The Sneads hired Guba after interviewing the sitter at her home at 6145 Bardu Ave. Some parents who testified at the trial said the house, sometimes filled with six to eight children, seemed unusually quiet.

On July 28, about eight months later, Jane Snead received several phone calls at work from Guba. First, the baby sitter told her that Ashley had swallowed a Tylenol. Snead asked her to call the doctor, and Guba rang back to tell her the doctor said the baby would be fine. Several hours later, Snead received another call.

"Ashley's dying! Ashley's dying!" Snead testifed Guba shouted into the phone. "I said, 'Martha, call 911!' She said, 'They're here! They're here!'"

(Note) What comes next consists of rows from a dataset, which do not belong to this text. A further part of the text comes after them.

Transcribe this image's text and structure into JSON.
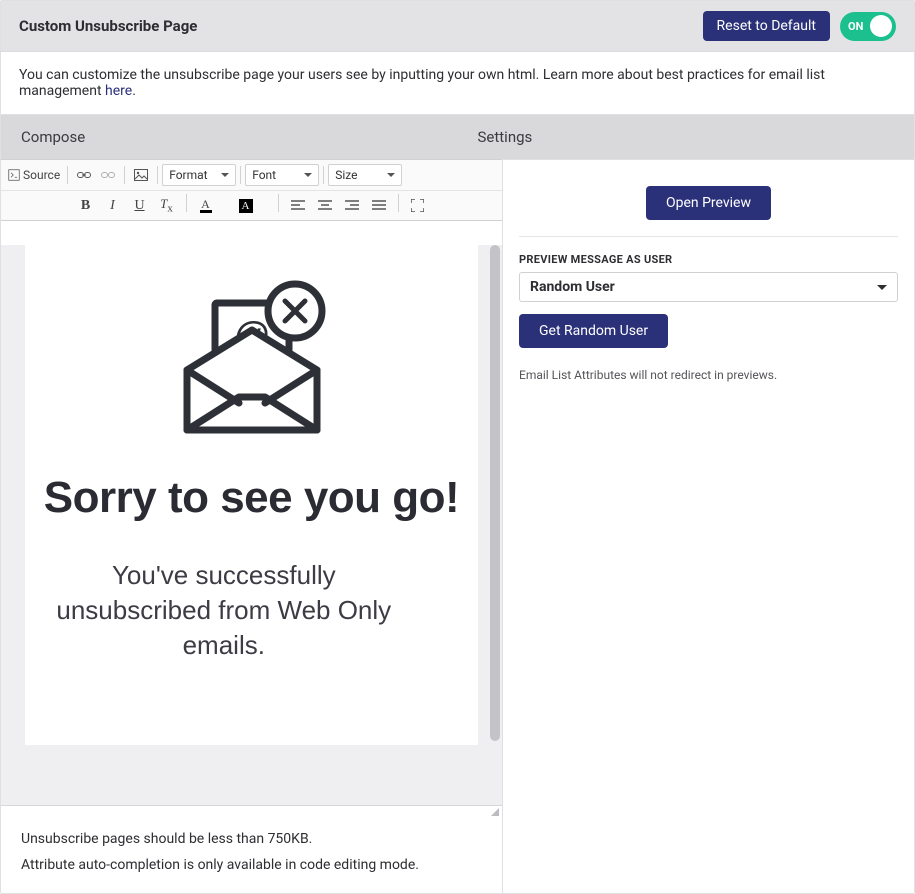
{
  "header": {
    "title": "Custom Unsubscribe Page",
    "reset_label": "Reset to Default",
    "toggle_label": "ON"
  },
  "info": {
    "text_prefix": "You can customize the unsubscribe page your users see by inputting your own html. Learn more about best practices for email list management ",
    "link_text": "here",
    "text_suffix": "."
  },
  "tabs": {
    "compose": "Compose",
    "settings": "Settings"
  },
  "toolbar": {
    "source": "Source",
    "format": "Format",
    "font": "Font",
    "size": "Size"
  },
  "editor": {
    "heading": "Sorry to see you go!",
    "body": "You've successfully unsubscribed from Web Only emails."
  },
  "notes": {
    "line1": "Unsubscribe pages should be less than 750KB.",
    "line2": "Attribute auto-completion is only available in code editing mode."
  },
  "settings_panel": {
    "open_preview": "Open Preview",
    "preview_label": "PREVIEW MESSAGE AS USER",
    "preview_selected": "Random User",
    "get_random": "Get Random User",
    "note": "Email List Attributes will not redirect in previews."
  }
}
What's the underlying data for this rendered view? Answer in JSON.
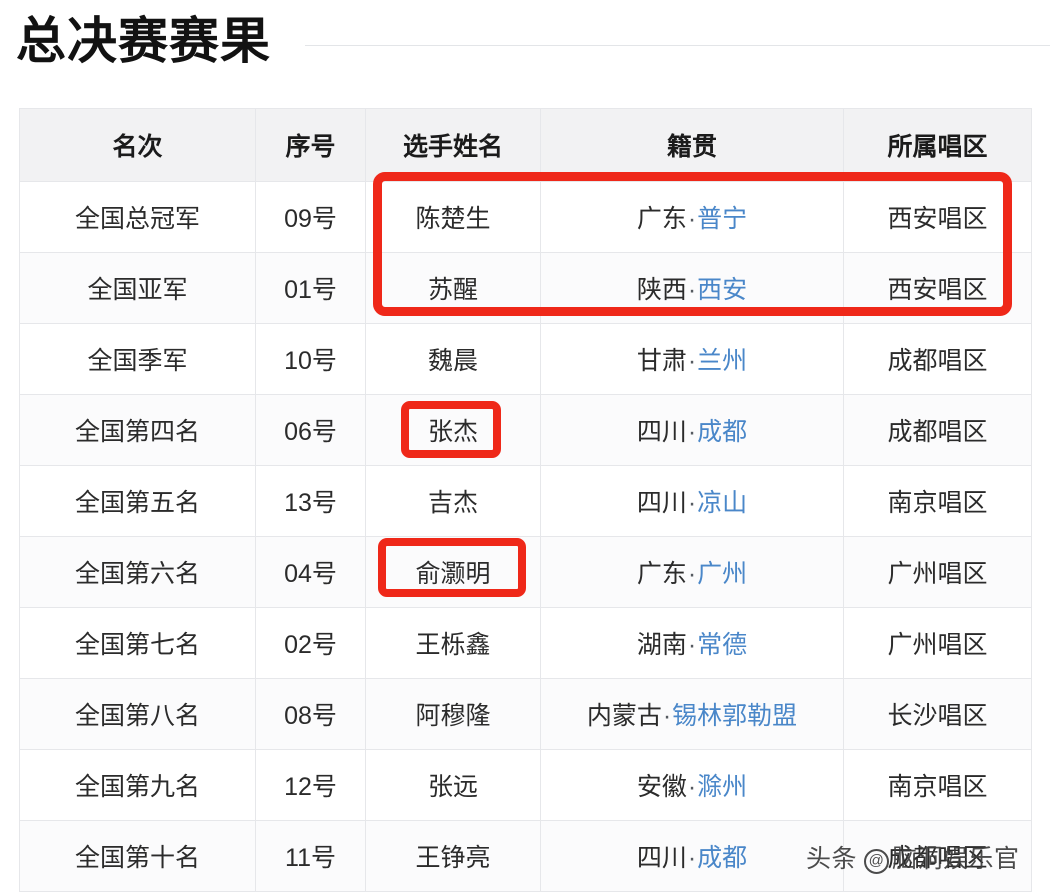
{
  "page": {
    "title": "总决赛赛果"
  },
  "table": {
    "headers": [
      "名次",
      "序号",
      "选手姓名",
      "籍贯",
      "所属唱区"
    ],
    "rows": [
      {
        "rank": "全国总冠军",
        "number": "09号",
        "name": "陈楚生",
        "home_province": "广东",
        "home_sep": "·",
        "home_city": "普宁",
        "area": "西安唱区"
      },
      {
        "rank": "全国亚军",
        "number": "01号",
        "name": "苏醒",
        "home_province": "陕西",
        "home_sep": "·",
        "home_city": "西安",
        "area": "西安唱区"
      },
      {
        "rank": "全国季军",
        "number": "10号",
        "name": "魏晨",
        "home_province": "甘肃",
        "home_sep": "·",
        "home_city": "兰州",
        "area": "成都唱区"
      },
      {
        "rank": "全国第四名",
        "number": "06号",
        "name": "张杰",
        "home_province": "四川",
        "home_sep": "·",
        "home_city": "成都",
        "area": "成都唱区"
      },
      {
        "rank": "全国第五名",
        "number": "13号",
        "name": "吉杰",
        "home_province": "四川",
        "home_sep": "·",
        "home_city": "凉山",
        "area": "南京唱区"
      },
      {
        "rank": "全国第六名",
        "number": "04号",
        "name": "俞灏明",
        "home_province": "广东",
        "home_sep": "·",
        "home_city": "广州",
        "area": "广州唱区"
      },
      {
        "rank": "全国第七名",
        "number": "02号",
        "name": "王栎鑫",
        "home_province": "湖南",
        "home_sep": "·",
        "home_city": "常德",
        "area": "广州唱区"
      },
      {
        "rank": "全国第八名",
        "number": "08号",
        "name": "阿穆隆",
        "home_province": "内蒙古",
        "home_sep": "·",
        "home_city": "锡林郭勒盟",
        "area": "长沙唱区"
      },
      {
        "rank": "全国第九名",
        "number": "12号",
        "name": "张远",
        "home_province": "安徽",
        "home_sep": "·",
        "home_city": "滁州",
        "area": "南京唱区"
      },
      {
        "rank": "全国第十名",
        "number": "11号",
        "name": "王铮亮",
        "home_province": "四川",
        "home_sep": "·",
        "home_city": "成都",
        "area": "成都唱区"
      }
    ]
  },
  "annotations": {
    "highlight_boxes": [
      {
        "label": "top-two-rows-highlight",
        "rows": [
          "全国总冠军",
          "全国亚军"
        ],
        "columns": [
          "选手姓名",
          "籍贯",
          "所属唱区"
        ],
        "color": "#ef2819"
      },
      {
        "label": "zhangjie-name-highlight",
        "rows": [
          "全国第四名"
        ],
        "columns": [
          "选手姓名"
        ],
        "color": "#ef2819"
      },
      {
        "label": "yuhaoming-name-highlight",
        "rows": [
          "全国第六名"
        ],
        "columns": [
          "选手姓名"
        ],
        "color": "#ef2819"
      }
    ]
  },
  "watermark": {
    "source": "头条",
    "at": "@",
    "account": "脑洞娱乐官"
  },
  "colors": {
    "link_blue": "#3b6fb0",
    "city_blue": "#4a87c9",
    "highlight_red": "#ef2819",
    "header_bg": "#f2f2f3",
    "border": "#e6e7ea",
    "text": "#2b2b2b"
  }
}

Ashley had stopped breathing, and rescue workers could not revive her. Initially, a medical examiner believed sudden infant death syndrome had killed Ashley, but a toxicologist studying samples of her blood and tissue discovered imipramine poisoning.

Imipramine is used to treat depression in adults and bed-wetting in children over age 6. The Sneads had no idea where the drug had come from, Jane Snead testified.

Fairfax County police began investigating. Guba told homicide investigator Gary Healy in a statement that she had no prescriptions for the drug, Healy testified, but that she had discovered one of her husband's imipramine tablets under her microwave oven about a week before Ashley died. Guba later told Healy she found the pill just before the child's death, Healy said.

During a preliminary hearing, the case was dismissed by a lower court judge for lack of evidence, but the prosecutor sent the case directly to a grand jury and Guba was indicted.

Prosecutor Raymond Brownelle maintained in his summation to the jury that Guba had been administering the drug regularly to Ashley to sedate her, to keep Ashley "out of her hair." State toxicologist Anh N. Huynh said that the child could have been ingesting the drug "maybe longer than two to three days."

Guba's attorney Morris argued that Ashley's death was an accident, the result of the child swallowing the drug she found in her baby sitter's trash can. He painted a portrait of a "loving, concerned baby sitter."

An Annandale doctor testified that in the last two years he had repeatedly given Guba prescriptions for imipramine, once to help her cope with having watched a neighbor fatally shoot himself and another for her depression after the death of her husband. Brownelle pointed out to the jury that her husband, who testified, was alive, and so was the neighbor.

Parents of other children under Guba's care testified that they were told that Ashley, who was rarely active, suffered from Down's Syndrome. The baby did not have Down's, said the prosecutor.

In his closing arguments Brownelle told the jury that Guba "willfully and knowingly" neglected Ashley, argued that Guba intentionally gave the drug to the child and made a decision not to seek help.

As the jury's verdict was read yesterday, one of Guba's two daughters, Gail Ahl Stephen, cried out and slumped onto her husband's shoulder. Guba sat quietly between two defense attorneys and showed no outward reactions.

Afterward, outside the courtroom, Jane Snead, whose testimony during the trial reduced some of the jurors to tears, said she and her husband plan to channel their anger into the day care issue in some way. Said Snead: "Maybe we can help other parents, and maybe this won't happen again."

Staff writer Lynda Richardson contributed to this report.